## Task requirements
For the string "title", find every matching line in the records and copy it.

[Dataset rows for apps and sites]

■ ■ ■ ■ ■

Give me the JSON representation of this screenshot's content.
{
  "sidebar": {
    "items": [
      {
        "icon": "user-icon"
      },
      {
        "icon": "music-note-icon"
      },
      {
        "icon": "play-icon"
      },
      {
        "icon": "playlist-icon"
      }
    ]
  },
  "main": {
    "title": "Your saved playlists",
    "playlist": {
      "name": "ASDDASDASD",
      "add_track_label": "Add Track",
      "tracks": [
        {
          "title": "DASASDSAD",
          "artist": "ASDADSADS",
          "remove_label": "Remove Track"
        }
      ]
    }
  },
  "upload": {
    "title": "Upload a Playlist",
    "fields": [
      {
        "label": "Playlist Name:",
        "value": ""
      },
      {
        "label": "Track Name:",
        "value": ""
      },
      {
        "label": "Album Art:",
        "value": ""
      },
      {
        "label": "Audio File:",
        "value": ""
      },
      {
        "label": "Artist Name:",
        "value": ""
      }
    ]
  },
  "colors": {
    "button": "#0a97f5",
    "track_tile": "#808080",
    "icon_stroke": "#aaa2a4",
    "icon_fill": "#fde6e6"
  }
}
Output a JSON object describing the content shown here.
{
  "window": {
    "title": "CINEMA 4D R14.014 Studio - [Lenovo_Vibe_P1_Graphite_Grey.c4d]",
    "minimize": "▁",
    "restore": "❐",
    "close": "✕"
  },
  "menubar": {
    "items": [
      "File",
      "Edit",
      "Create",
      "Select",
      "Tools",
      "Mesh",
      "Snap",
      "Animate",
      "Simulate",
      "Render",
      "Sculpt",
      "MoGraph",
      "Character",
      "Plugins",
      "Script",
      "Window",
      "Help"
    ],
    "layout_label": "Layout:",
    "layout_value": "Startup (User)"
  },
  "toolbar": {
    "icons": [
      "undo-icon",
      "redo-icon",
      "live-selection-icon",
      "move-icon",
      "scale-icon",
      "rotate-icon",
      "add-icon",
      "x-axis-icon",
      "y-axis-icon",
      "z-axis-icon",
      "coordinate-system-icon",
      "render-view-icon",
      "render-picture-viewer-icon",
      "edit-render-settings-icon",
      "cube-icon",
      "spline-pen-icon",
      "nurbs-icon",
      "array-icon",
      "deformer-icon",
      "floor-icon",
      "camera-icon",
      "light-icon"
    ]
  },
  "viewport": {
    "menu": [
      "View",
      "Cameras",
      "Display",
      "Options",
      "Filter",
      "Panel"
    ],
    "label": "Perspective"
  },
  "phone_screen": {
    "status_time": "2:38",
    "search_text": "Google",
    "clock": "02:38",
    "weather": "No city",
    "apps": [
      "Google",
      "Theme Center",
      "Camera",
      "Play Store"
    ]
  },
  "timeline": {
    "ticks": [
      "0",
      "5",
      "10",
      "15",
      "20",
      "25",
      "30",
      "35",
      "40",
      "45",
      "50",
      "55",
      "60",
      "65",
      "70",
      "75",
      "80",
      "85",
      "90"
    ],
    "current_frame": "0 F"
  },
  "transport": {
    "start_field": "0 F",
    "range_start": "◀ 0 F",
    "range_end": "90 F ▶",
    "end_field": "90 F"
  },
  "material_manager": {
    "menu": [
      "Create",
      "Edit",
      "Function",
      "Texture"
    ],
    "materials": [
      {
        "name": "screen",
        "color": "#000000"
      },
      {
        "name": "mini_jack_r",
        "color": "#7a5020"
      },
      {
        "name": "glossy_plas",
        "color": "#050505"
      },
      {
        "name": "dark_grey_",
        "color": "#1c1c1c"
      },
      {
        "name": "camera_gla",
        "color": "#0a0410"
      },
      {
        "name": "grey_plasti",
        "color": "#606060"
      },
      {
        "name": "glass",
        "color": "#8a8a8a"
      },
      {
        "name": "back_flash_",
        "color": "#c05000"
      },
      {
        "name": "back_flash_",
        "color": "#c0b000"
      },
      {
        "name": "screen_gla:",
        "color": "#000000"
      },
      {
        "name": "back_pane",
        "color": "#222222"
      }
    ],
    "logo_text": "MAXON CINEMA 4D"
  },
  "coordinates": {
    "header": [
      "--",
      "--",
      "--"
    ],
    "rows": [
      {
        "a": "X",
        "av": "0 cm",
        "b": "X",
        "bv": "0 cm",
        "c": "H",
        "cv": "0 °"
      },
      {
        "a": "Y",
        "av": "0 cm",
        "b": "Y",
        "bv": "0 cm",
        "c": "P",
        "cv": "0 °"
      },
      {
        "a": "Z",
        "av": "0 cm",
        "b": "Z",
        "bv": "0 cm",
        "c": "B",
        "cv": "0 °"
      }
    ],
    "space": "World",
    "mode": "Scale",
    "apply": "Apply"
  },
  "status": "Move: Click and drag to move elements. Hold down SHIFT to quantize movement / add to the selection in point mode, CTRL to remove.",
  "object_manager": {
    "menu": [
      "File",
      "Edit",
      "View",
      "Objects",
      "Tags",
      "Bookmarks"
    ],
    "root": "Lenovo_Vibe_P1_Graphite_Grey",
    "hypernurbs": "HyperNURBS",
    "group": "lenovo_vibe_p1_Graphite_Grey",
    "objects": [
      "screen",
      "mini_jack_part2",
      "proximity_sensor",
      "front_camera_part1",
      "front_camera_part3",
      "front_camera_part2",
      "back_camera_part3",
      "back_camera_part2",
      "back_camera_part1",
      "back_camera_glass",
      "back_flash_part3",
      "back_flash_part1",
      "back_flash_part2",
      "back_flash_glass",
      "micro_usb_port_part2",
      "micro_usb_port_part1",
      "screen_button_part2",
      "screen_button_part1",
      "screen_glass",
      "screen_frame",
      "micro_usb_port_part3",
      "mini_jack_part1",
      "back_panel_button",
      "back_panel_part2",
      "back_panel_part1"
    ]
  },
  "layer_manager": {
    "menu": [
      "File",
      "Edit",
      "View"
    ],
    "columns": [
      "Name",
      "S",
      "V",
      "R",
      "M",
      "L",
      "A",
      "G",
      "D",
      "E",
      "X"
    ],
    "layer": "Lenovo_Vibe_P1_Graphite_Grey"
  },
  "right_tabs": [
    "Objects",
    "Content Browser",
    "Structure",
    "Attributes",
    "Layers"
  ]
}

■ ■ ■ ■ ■

## Exercise solution
    "title": "Your saved playlists",
          "title": "DASASDSAD",
    "title": "Upload a Playlist",
    "title": "CINEMA 4D R14.014 Studio - [Lenovo_Vibe_P1_Graphite_Grey.c4d]",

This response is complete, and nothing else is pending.